● **PROVIDED INFORMATION**

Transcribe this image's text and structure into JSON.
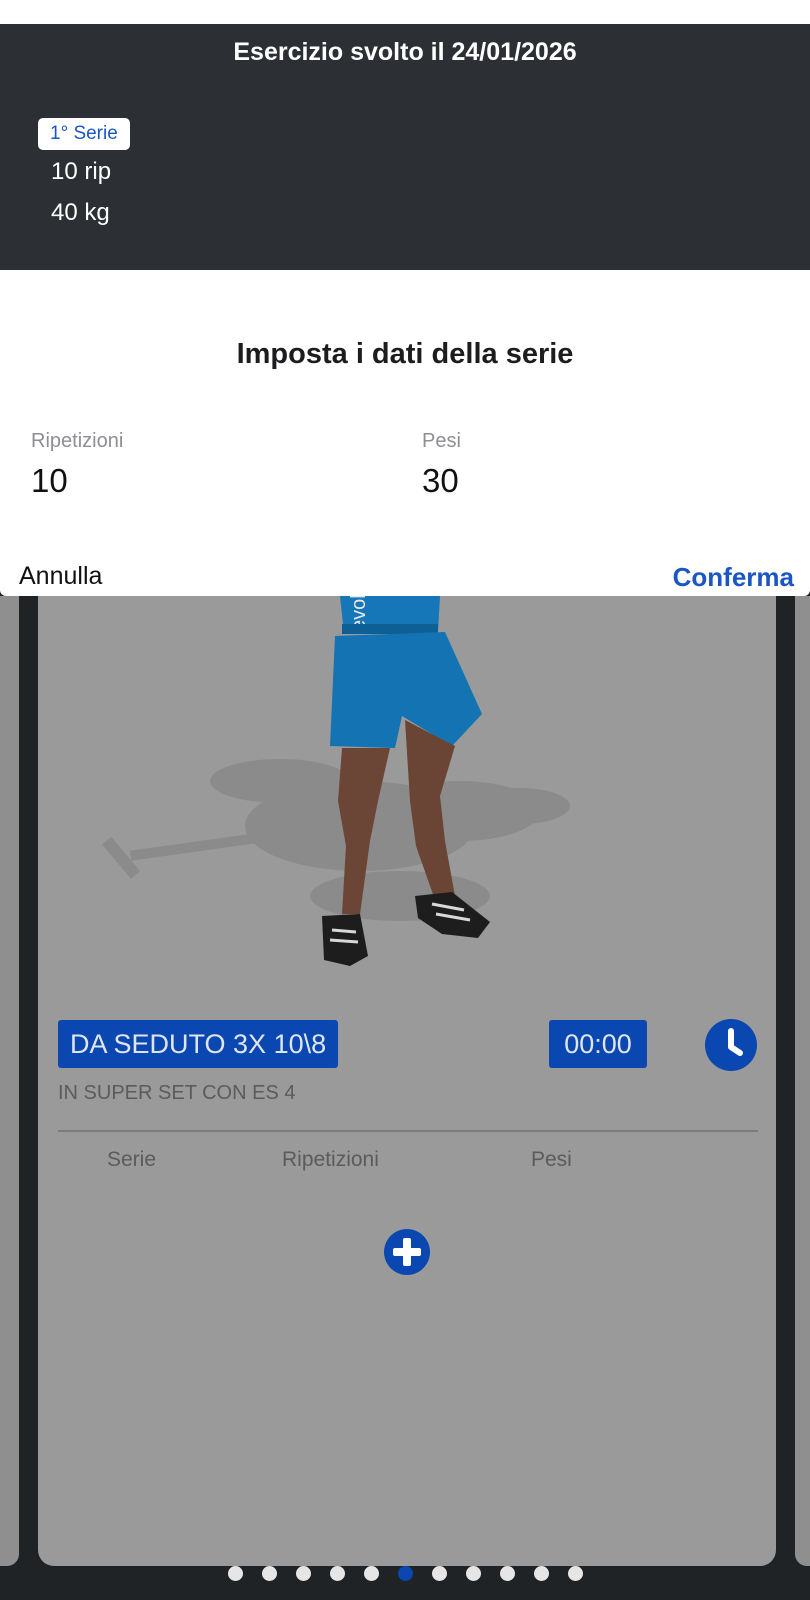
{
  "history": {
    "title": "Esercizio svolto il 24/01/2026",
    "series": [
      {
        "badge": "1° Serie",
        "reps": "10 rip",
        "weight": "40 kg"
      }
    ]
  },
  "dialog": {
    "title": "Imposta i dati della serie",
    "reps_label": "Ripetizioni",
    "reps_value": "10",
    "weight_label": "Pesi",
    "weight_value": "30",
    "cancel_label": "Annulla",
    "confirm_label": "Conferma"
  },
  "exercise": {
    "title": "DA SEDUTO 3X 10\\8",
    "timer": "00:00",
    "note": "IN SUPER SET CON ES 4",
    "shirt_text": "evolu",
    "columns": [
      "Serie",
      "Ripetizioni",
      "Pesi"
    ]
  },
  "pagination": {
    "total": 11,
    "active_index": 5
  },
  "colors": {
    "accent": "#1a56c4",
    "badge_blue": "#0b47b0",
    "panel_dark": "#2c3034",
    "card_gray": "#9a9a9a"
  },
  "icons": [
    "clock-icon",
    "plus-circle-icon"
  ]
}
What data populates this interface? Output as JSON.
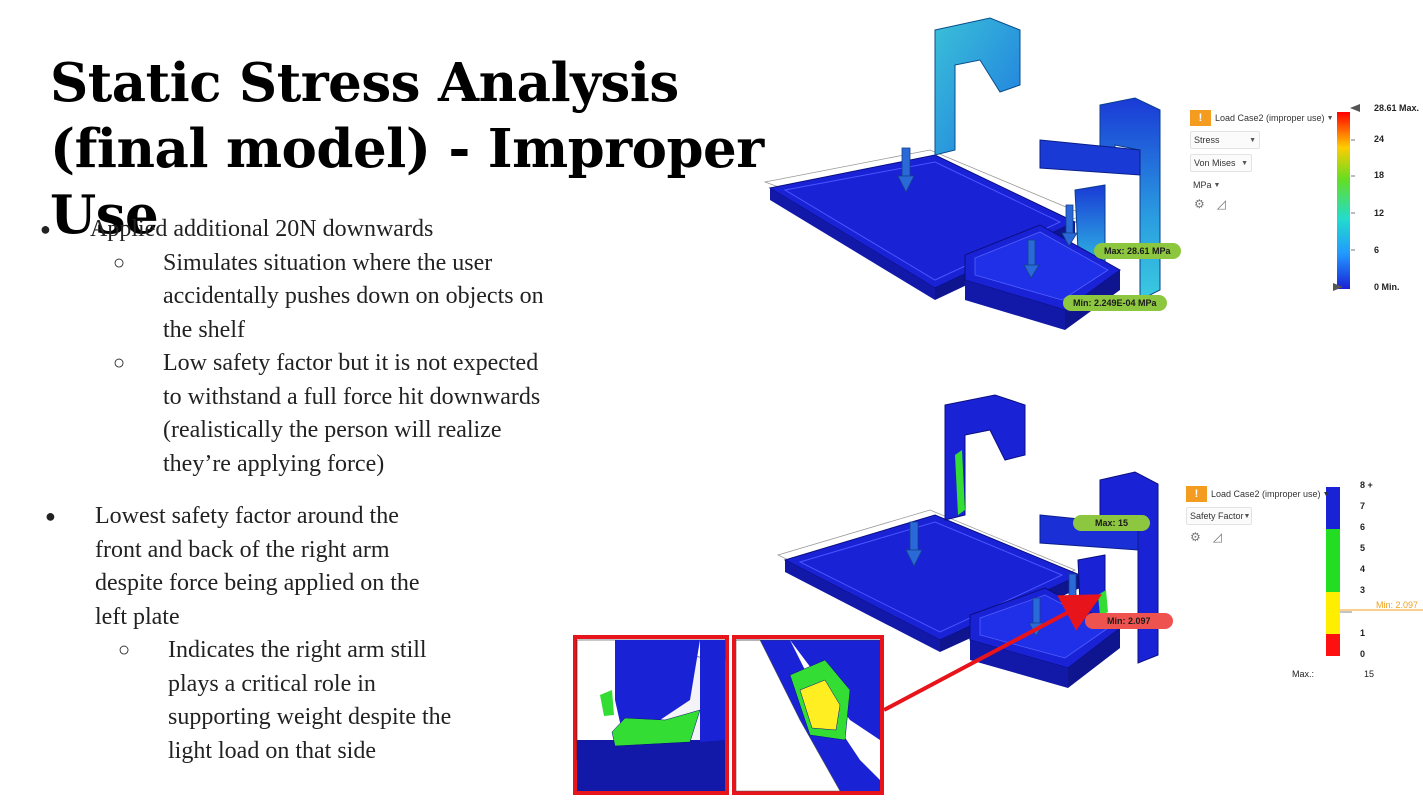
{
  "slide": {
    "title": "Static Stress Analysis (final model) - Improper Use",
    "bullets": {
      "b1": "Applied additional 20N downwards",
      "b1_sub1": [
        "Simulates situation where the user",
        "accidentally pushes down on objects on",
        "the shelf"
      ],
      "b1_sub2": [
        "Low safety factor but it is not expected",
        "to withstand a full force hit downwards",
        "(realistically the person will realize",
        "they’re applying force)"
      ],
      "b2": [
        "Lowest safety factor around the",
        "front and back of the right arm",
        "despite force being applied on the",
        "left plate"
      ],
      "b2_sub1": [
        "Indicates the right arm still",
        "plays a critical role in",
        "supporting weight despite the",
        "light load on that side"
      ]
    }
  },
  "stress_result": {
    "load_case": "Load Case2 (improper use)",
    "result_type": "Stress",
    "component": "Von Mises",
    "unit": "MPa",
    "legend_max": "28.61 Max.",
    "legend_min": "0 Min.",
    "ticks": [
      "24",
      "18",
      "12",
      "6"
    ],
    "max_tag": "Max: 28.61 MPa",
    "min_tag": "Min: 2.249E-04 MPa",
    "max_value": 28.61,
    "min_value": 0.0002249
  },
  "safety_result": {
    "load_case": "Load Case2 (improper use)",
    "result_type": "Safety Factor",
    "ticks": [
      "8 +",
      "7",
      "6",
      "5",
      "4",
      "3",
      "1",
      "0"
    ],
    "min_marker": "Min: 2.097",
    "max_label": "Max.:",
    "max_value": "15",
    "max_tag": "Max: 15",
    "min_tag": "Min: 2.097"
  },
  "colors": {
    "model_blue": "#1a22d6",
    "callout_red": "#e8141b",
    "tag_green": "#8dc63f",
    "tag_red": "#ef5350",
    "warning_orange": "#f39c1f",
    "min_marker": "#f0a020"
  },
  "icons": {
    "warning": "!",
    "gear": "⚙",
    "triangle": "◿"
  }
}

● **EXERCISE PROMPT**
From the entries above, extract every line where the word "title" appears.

● **RESULT OF THIS TASK**
    "title": "Esercizio svolto il 24/01/2026",
    "title": "Imposta i dati della serie",
    "title": "DA SEDUTO 3X 10\\8",
    "title": "Static Stress Analysis (final model) - Improper Use",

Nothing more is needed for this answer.